The battery life of the Philips SpeedPro Aqua is generally comparable to that of rival goods, however, it is quite disappointing when you take into account that the rival products operate more powerfully while providing a similar run duration as the Philips vacuum cleaner.
I was able to use it for around 40 to 45 minutes with the main vacuuming head on low power, and for about 50 minutes with a non-mechanized fitting.
The device operated in high power mode for around 20 minutes on a single charge. This was completely normal and was sufficient to realistically clean only two or three rooms at a time as opposed to my entire 900-square-foot house at once.
The Philips SpeedPro Aqua is firmly priced in the luxury market at Rs. 35,999, and it immediately competes with expensive gadgets from companies like Dyson and Samsung.
It doesn’t quite provide the performance I would have anticipated at this price based only on its vacuum cleaning abilities, though. Along with seeming a little simple and having fewer fittings and fixtures than comparable gadgets, the vacuum cleaner is also marginally underpowered.
However, the Philips SpeedPro Aqua stands out from the competition greatly thanks to its wet-mopping capabilities, making it at least somewhat preferable to the others.
Although you’ll still need to do it by hand and the device only slightly facilitates the normally manual task, it undoubtedly makes wet mopping much simpler.
All things considered, if you really require wet-mopping capabilities, it would be worthwhile to consider the Philips SpeedPro Aqua; but, if you only require a vacuum cleaner, rival premium options outperform it.

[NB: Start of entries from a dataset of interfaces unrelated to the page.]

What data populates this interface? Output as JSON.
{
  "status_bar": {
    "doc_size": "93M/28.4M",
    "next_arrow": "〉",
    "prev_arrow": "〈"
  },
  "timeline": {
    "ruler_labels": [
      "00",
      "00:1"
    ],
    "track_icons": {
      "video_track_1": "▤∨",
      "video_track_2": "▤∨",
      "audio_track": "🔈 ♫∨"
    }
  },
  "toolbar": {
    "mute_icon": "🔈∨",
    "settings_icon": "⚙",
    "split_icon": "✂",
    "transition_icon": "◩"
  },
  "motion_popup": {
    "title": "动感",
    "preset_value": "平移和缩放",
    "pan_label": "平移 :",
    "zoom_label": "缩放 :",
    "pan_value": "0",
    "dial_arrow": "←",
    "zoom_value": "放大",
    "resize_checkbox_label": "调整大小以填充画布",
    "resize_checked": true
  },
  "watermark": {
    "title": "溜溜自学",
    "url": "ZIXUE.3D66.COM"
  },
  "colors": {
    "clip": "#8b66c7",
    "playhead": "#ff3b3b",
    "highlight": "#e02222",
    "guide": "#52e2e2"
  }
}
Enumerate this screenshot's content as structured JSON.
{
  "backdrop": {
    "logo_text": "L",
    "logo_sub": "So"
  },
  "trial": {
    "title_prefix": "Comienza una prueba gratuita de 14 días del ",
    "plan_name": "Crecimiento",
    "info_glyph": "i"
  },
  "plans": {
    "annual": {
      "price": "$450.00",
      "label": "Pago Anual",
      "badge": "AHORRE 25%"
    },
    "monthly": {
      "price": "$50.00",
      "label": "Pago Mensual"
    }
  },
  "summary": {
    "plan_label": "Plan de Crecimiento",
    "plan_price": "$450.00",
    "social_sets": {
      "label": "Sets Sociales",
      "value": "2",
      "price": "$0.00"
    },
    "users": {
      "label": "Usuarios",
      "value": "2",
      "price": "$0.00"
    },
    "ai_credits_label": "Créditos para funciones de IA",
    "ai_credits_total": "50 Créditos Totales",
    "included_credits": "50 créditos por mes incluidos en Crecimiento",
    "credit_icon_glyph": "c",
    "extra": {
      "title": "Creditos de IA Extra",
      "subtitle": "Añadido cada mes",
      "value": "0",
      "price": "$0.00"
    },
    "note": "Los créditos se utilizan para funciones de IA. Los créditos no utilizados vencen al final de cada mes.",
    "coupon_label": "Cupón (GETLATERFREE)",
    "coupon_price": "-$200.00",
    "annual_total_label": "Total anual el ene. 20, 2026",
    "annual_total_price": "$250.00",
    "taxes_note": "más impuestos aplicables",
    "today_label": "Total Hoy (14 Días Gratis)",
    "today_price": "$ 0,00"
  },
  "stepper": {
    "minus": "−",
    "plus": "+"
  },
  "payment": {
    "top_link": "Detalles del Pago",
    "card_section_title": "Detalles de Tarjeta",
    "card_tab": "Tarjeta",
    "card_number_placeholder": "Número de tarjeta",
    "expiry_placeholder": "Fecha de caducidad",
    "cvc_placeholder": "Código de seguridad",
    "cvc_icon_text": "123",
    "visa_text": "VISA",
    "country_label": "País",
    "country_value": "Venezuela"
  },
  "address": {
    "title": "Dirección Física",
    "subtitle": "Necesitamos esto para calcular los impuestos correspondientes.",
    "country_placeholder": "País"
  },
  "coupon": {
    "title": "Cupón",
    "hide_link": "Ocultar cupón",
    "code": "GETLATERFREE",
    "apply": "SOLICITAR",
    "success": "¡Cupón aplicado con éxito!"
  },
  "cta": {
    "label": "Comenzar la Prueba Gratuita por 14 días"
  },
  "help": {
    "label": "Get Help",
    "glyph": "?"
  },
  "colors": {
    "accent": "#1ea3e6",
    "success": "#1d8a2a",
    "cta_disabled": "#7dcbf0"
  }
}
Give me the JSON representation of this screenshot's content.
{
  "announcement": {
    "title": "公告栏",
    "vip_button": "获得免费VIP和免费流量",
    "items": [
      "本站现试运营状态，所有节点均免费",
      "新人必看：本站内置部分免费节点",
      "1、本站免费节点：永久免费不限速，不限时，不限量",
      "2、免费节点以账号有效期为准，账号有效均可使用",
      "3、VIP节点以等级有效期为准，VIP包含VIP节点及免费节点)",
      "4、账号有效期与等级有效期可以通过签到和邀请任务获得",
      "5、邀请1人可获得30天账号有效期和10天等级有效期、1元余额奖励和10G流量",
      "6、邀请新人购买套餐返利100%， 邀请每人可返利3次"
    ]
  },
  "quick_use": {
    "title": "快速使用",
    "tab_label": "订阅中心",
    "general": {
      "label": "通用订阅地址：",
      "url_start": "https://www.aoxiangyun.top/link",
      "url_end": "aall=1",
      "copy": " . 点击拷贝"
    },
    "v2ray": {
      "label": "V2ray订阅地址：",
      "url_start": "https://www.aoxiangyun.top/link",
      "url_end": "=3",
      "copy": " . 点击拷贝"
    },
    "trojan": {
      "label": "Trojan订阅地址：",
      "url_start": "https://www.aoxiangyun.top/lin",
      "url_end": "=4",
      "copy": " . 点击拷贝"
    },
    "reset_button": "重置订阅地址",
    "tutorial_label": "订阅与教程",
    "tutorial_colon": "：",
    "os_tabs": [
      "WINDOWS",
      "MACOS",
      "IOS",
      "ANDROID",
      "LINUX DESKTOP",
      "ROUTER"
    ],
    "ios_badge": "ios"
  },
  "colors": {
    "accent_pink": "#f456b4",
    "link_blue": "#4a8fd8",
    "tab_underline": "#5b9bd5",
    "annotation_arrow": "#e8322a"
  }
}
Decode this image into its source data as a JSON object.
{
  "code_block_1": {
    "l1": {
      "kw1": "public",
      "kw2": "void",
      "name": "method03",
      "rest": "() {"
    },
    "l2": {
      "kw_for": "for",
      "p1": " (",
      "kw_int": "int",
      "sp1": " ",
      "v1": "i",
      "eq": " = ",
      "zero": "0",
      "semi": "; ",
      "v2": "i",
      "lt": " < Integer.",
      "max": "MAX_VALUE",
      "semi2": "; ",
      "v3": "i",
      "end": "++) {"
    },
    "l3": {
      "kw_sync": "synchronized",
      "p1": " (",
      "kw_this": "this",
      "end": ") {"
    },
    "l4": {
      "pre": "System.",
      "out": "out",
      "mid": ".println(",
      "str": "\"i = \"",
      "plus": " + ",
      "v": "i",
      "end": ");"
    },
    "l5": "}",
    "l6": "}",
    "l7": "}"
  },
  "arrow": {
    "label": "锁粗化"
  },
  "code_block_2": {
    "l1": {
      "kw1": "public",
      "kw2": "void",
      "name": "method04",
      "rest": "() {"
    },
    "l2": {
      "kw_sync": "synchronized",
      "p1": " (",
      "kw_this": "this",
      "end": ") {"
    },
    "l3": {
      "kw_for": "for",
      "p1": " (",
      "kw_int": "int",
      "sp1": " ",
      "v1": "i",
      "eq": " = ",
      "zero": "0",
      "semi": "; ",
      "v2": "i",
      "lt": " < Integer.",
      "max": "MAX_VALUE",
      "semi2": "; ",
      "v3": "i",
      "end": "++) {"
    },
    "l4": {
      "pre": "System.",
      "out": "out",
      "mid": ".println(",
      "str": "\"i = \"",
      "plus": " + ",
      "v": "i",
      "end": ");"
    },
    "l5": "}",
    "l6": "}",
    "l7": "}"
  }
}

You might also want to think about a mopping and vacuuming cleaning robot, such as the similarly priced 360 S7.